But the pandemic is not yet over, and experts say we can expect at least one big wave of the virus to sweep through the world in the coming months, maybe as soon as this fall. Besides, companies are considering making remote work an option for an ever-increasing number of employees ever after the strict social distancing measures imposed by governments are lifted.
With the situation being far from normal, video conferencing is a business with a continuously growing user base – and value. No wonder there are many companies trying to secure their slice of the pie. The two latest players to improve their video conferencing games are Google and Facebook, with their dedicated products aiming to consolidate their position on a market currently dominated by Zoom and Microsoft Teams.
Google Meet: Free for everyone
Until recently, Google had two separate video calling solutions: Google Duo, available to anyone with a free Google account, and Meet, a service included with its G Suite toolkit meant for businesses. On April 29, though, Google announced that it would make Google Meet, its premium video conferencing product, free for everyone, with access to the service rolling out around the world as we speak.
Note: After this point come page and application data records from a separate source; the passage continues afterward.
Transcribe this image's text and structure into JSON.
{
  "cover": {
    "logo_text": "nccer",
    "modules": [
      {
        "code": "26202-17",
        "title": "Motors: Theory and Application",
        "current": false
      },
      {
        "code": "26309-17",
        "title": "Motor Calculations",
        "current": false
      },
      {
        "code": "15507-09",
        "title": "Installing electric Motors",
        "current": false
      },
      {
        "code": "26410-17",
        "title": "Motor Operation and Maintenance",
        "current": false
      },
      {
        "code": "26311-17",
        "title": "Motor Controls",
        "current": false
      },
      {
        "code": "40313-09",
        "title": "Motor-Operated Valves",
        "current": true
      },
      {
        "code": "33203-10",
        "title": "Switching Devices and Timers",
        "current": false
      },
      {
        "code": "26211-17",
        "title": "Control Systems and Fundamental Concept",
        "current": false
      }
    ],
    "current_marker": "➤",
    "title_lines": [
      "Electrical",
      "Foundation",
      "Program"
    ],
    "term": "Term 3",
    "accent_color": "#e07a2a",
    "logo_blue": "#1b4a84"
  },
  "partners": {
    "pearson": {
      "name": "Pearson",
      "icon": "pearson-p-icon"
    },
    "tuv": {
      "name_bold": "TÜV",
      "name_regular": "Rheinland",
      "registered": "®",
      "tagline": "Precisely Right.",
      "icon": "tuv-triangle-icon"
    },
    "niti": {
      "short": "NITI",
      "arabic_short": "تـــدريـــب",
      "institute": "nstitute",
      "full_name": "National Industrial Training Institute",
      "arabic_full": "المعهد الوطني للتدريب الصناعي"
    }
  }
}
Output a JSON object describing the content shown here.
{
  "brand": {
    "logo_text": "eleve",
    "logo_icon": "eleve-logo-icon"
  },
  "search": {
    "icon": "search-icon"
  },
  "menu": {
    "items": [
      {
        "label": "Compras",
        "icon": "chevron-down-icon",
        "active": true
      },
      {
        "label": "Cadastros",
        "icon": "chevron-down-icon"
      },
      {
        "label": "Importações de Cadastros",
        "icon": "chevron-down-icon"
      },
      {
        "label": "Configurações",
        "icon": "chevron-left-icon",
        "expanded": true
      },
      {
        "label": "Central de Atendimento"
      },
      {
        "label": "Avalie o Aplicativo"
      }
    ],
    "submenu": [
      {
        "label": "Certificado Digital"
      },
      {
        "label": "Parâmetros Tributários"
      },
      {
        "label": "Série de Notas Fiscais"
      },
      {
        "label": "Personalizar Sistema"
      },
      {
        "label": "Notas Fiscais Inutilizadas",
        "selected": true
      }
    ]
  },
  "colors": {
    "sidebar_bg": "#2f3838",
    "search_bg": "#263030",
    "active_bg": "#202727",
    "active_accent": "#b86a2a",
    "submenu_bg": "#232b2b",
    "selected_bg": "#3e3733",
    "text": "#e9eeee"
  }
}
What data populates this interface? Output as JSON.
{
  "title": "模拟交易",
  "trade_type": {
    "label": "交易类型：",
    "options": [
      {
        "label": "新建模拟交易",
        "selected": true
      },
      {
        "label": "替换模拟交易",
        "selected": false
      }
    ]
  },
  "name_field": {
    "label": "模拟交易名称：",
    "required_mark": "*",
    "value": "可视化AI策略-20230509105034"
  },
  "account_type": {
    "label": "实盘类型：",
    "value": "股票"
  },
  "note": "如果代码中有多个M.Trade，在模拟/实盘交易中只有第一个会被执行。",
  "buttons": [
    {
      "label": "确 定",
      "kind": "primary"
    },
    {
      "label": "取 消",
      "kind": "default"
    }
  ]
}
Google Meet stands out of the crowd of similar services with a strong set of host controls, the exclusion of anonymous users from group calls, in-transit and at-rest encryption of Meet video meetings and recordings, and the promise not to use Meet data for advertising.
The free version of Google Meet comes with limitations, of course, the meetings can last for as long as 60 minutes only – although Google will not enforce this limit until September 30 – and have 100 participants only, and doesn’t allow recordings of the meetings. It comes with an interesting feature, though: it can caption conversations in real-time (this feature only works in English right now).
Messenger Rooms: Group video calling goes social
Where Meet meets (sic!) the needs of professional users with its free video conferencing product, Facebook has chosen to approach the idea from the other side. With Messenger Rooms, Facebook users can gather up to 50 people in a chat room to have a good time together while staying apart.
The Room created by the user has some hefty privacy and security features, like controlling who sees a room, locking or unlocking it, and blocking certain users from joining it.
Users can invite others by simply sending them a link or even posting it in a group or their timeline on Facebook. Those invited can join the fun even without having a Facebook account. The service comes with some fun features like mood lights, themes, virtual backgrounds, and camera filters, and has no time limits in place.
Messenger Rooms is currently available on Facebook and Messenger but it will be rolled out soon to WhatsApp, Instagram, and Facebook’s Portal smart displays, too.